Go To Search
RSSPrintEmailFacebookTwitter
Latchkey
Latchkey Children
Are you a responsible parent? Do you leave your children home alone? Do they know how to deal with strangers who come to the door or call on the phone? Do your children know how to handle emergencies? These are questions you should ask yourself if you have children.

Unfortunately, cases involving irresponsible adults leaving children by themselves in homes and cars are quite common. Sometimes they end with the children being removed by authorities, and sometimes they end in tragedy.

With more parents working, many kids come home to an empty house after school. These children are called latchkey children. It is important to consider what your children are doing between the time they get home from school and the time you get home from work.

First, you must decide if your child is capable of being left alone. Is your child old enough? Is he mature enough? Is he trustworthy and responsible? Will he let other kids into the house? There is no specific legal age that allows a parent to leave a child alone. Some 12 year olds may be capable, some may not. Some 17 year olds may not be capable. It depends on the child. Hiring a sitter or having your child go to a friend or relative's house may be a good alternative.

Precautions
If your child does stay home alone, here are some important considerations:
  • Make sure children have their own keys to the house. Don't hide keys outside or leave doors open for them.
  • Teach children to look around the outside of the house when they get home from school. If they see signs of forced entry, they should not go in. Tell them to go to a neighbor's house to call the police.
  • Have children check in with you or a family member by phone when they get home from school.
  • Make sure they keep doors and windows locked.
  • Teach them how to properly answer the front door and telephone. They should not open doors to strangers, and not tell people they are alone.
  • Make sure they understand fire safety rules. If they are allowed to use the stove, make sure they practice safe cooking procedures. They should have access to a fire extinguisher and know how to use it. If the fire is too large to control, they should get out of the house.
  • Teach children how to shut off the water and electricity.
  • Teach your children about basic first aid procedures.
  • Make sure children know their address and phone number. Keep a list of responsible people and their phone numbers near the phone.
  • Teach them how to report emergency and non-emergency police and fire incidents.

Contact Us
The Fremont Police Department has some excellent brochures about safety for latchkey children.
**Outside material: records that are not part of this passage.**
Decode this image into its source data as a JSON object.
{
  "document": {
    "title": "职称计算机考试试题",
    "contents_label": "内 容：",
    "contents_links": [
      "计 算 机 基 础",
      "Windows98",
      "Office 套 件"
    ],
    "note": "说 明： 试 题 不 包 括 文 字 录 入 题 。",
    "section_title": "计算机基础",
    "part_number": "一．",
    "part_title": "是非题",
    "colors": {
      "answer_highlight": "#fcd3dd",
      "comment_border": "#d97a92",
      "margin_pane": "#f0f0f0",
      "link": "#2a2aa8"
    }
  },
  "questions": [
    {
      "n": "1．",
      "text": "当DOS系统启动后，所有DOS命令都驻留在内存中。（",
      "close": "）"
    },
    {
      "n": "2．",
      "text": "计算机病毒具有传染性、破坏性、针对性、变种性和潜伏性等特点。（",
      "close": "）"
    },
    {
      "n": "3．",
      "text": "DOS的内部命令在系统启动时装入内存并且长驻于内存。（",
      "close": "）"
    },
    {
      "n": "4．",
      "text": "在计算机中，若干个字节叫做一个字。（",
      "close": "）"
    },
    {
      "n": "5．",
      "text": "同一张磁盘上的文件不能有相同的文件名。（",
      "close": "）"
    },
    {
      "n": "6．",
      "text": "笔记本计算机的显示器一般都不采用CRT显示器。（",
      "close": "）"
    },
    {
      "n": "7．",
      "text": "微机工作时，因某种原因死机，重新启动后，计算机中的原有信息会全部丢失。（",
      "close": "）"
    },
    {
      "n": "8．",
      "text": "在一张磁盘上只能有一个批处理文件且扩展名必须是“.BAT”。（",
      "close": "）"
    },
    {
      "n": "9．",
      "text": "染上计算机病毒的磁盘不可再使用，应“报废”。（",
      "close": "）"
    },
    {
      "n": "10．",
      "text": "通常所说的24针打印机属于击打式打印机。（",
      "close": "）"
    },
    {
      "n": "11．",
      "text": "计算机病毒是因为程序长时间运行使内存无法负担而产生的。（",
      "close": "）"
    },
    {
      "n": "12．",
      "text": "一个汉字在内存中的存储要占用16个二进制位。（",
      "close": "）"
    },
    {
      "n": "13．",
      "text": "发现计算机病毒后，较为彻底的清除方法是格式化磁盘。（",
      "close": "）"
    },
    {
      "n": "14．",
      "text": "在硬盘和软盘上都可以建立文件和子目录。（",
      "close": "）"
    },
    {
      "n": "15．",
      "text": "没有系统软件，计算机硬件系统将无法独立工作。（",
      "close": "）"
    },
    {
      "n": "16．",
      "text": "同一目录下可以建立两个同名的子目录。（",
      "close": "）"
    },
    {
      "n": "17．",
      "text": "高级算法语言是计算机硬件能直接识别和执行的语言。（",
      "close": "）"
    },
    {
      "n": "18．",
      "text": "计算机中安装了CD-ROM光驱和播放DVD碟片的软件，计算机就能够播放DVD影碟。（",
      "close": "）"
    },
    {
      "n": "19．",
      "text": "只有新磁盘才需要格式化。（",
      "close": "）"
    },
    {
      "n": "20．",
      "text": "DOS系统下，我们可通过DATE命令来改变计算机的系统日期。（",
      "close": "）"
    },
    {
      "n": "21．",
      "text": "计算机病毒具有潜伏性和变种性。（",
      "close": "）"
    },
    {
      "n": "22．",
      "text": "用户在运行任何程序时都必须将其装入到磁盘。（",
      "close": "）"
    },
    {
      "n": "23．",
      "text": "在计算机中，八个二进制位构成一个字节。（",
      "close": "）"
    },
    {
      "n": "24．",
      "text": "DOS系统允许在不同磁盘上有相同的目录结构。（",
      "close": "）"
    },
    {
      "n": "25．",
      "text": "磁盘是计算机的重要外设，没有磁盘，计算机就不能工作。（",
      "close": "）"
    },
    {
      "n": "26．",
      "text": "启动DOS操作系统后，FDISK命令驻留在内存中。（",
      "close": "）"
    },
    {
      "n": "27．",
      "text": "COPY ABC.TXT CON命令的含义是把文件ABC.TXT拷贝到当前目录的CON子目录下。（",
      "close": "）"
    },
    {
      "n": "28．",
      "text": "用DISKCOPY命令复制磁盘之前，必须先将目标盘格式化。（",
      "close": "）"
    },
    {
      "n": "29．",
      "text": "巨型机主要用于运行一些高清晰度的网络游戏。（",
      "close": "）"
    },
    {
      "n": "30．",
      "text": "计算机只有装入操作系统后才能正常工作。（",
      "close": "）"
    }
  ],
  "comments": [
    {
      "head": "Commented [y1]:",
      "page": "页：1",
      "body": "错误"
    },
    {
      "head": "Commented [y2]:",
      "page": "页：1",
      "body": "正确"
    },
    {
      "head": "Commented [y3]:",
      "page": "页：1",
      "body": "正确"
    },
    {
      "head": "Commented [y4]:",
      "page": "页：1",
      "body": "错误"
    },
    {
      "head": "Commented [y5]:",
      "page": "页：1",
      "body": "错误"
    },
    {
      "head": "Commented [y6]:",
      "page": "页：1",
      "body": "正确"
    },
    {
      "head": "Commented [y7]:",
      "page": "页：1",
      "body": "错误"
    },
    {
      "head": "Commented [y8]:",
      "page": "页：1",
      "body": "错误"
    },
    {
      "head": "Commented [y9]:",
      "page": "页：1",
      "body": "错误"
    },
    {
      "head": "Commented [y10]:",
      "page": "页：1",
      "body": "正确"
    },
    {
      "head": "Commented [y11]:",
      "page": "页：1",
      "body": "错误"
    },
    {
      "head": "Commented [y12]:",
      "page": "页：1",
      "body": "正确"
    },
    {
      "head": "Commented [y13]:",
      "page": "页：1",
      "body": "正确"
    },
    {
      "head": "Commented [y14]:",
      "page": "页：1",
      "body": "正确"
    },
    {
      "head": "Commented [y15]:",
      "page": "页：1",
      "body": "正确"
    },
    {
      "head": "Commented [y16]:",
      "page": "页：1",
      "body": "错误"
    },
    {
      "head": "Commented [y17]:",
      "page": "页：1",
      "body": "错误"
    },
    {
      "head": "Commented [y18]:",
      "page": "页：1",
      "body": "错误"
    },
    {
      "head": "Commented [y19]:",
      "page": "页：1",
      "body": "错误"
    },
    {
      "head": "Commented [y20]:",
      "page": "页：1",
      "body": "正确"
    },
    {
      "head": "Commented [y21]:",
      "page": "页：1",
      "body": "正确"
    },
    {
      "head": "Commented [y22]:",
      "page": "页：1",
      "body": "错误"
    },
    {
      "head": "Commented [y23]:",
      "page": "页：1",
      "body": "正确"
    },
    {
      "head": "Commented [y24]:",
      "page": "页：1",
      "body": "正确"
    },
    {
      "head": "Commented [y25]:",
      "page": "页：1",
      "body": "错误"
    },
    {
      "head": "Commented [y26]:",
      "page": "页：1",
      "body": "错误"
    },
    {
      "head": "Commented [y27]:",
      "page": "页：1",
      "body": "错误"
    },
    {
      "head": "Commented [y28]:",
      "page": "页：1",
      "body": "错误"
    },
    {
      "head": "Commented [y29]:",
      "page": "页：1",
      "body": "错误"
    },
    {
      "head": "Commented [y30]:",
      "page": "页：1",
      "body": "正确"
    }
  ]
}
Contact the Community Engagement at (510) 790-6740 for additional information.

Community Engagement Specialists
Karen Blount
Responsible for Fremont addresses South of Stevenson Boulevard
(510) 790-6689
Email
Martha Matthiesen
Responsible for addresses North of Stevenson Boulevard
Ph: (510)790-6979
Email